In a Instagram post, the LA based film director, screenwriter, singer, actress and author writes, “On August 22, 2015 I called for an Uber, and a man named Oumarou Idrissa picked me up from my house in Los Angeles. He drove me to Malibu in a black SUV.” In the post, she doesn’t mention the fact she was on her way to interview Rihanna for The New York Times Style Magazine, but the ride was clearly memorable enough to reference in at the time: “I ordered Uber Black -- the highest level of Uber I’ve ridden.” She then foreshadows the current project, saying: “Over the next two hours I interviewed Oumarou Idrissa about how he survived during his first five years in Los Angeles after his student visa had fallen through. He slept in laundromats, sending tiny sums of money back to Niger where his 25 brothers and sisters were starving. This took us through the beach traffic; we grew quiet as the SUV zipped along beach cliffs above blue water. I think we both suddenly remembered Rihanna.”
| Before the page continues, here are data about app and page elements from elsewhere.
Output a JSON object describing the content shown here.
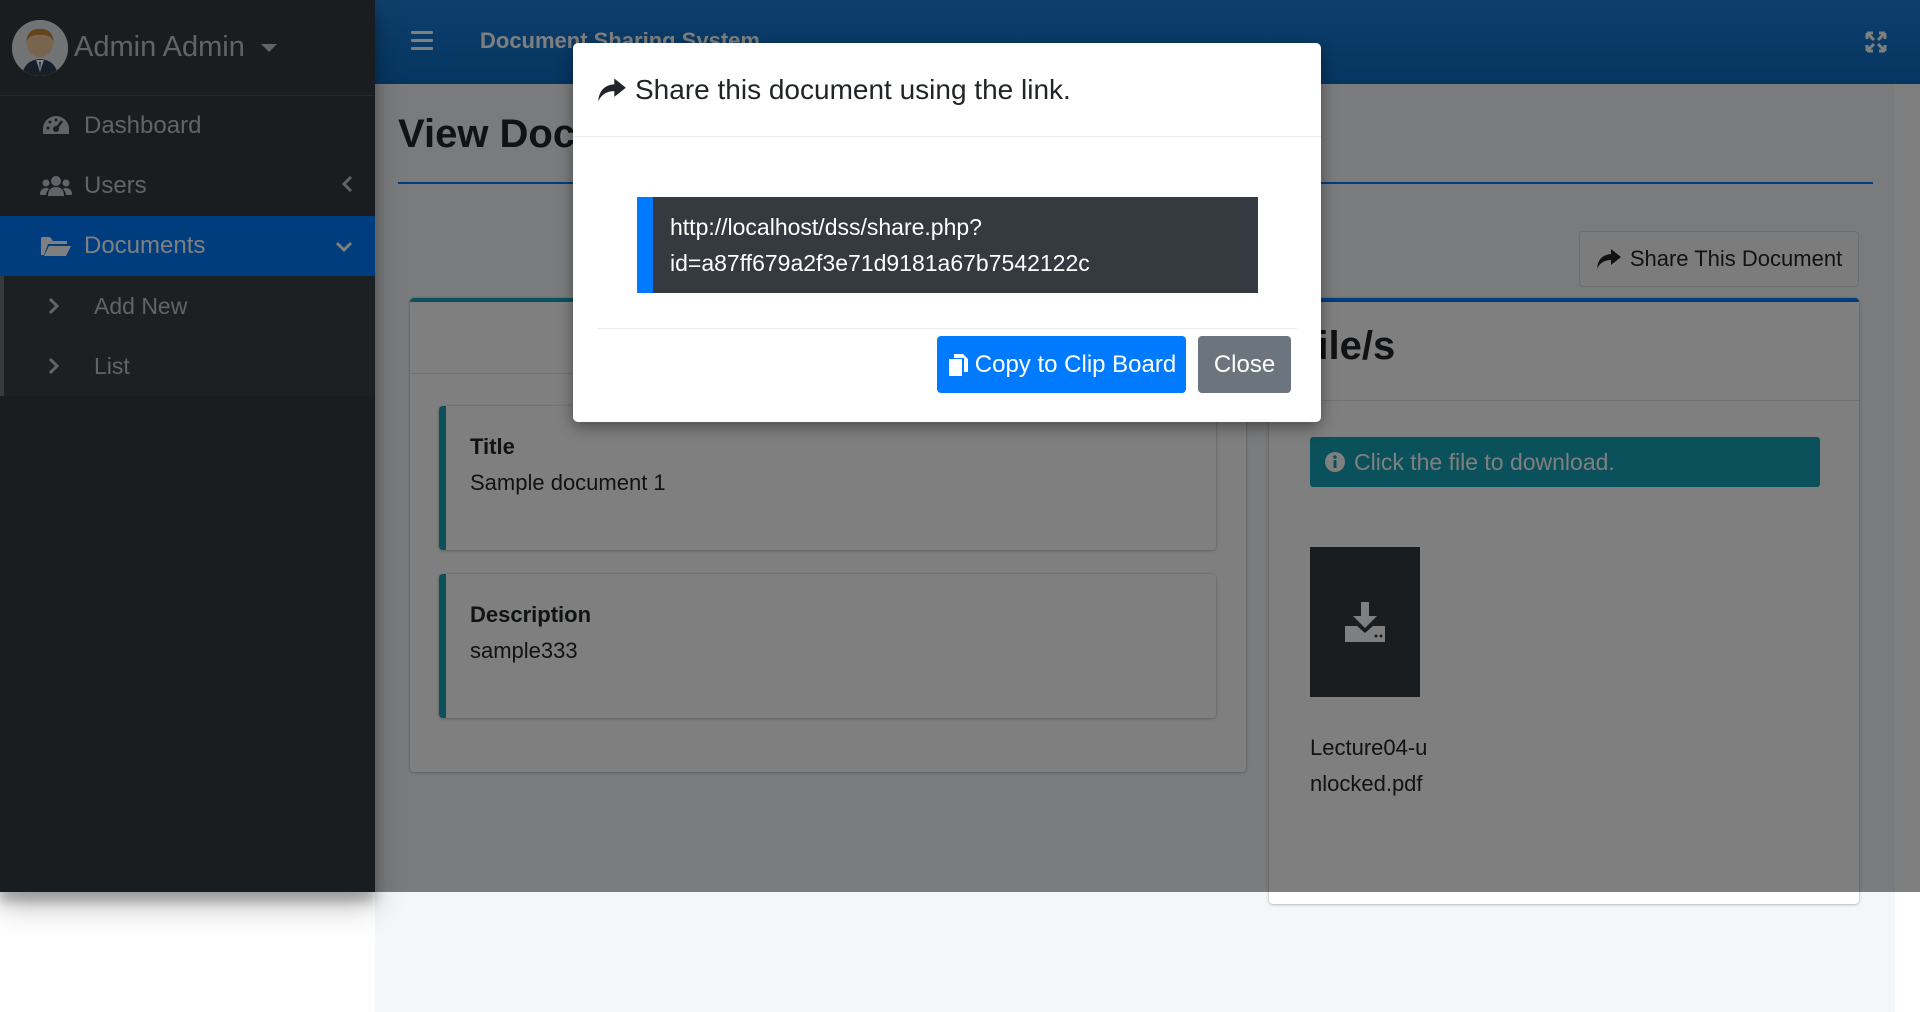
{
  "sidebar": {
    "user_name": "Admin Admin",
    "items": [
      {
        "label": "Dashboard",
        "icon": "tachometer-icon"
      },
      {
        "label": "Users",
        "icon": "users-icon"
      },
      {
        "label": "Documents",
        "icon": "folder-open-icon"
      }
    ],
    "sub_items": [
      {
        "label": "Add New"
      },
      {
        "label": "List"
      }
    ]
  },
  "header": {
    "app_title": "Document Sharing System"
  },
  "main": {
    "page_title": "View Document",
    "share_button_label": "Share This Document",
    "title_label": "Title",
    "title_value": "Sample document 1",
    "description_label": "Description",
    "description_value": "sample333",
    "files_heading": "File/s",
    "download_hint": "Click the file to download.",
    "file_name": "Lecture04-unlocked.pdf"
  },
  "modal": {
    "title": "Share this document using the link.",
    "link": "http://localhost/dss/share.php?id=a87ff679a2f3e71d9181a67b7542122c",
    "copy_label": "Copy to Clip Board",
    "close_label": "Close"
  },
  "colors": {
    "primary": "#007bff",
    "info": "#17a2b8",
    "sidebar_bg": "#343a40",
    "secondary": "#6c757d"
  }
}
She was so absorbed by Oumarou that she wrote a whole 436 word intro on her interview with him before she even gets to a quote from Rihanna. Clearly he made an impact on her. So much so that her latest project, I’M THE PRESIDENT, BABY, tracks his day to day interaction with sleep and technology real time, visually representing it at the V&A Museum through some sets of curtains.

The anxiety and insomnia Oumarou battled with throughout his homelessness and risk of deportation have scarred. “Now Oumarou is a U.S. citizen – but he still can’t sleep more than two hours at a time and never more than a total of four or five hours a night.”

In the hope that “telling his story of sleeplessness might actually bring him the peace he needs to finally sleep,” Miranda tracked his sleep patterns to project on curtains in London, which symbolise what he’s up to -- the blue ones show if he’s asleep or awake, the brown whether he’s opened Whatsapp, the pink whether he’s logged on to Uber to show he’s available for rides.

It’s a powerful visual project that broaches a number of themes -- the power of technology to connect across continents, the precious but ephemeral nature of sleep, the impact of the political on the personal. And, not least, that you can learn a lot from your Uber driver’s story.

I’m The President, Baby is on view through November 4th at the V&A Museum as part of The Future Starts Here exhibition.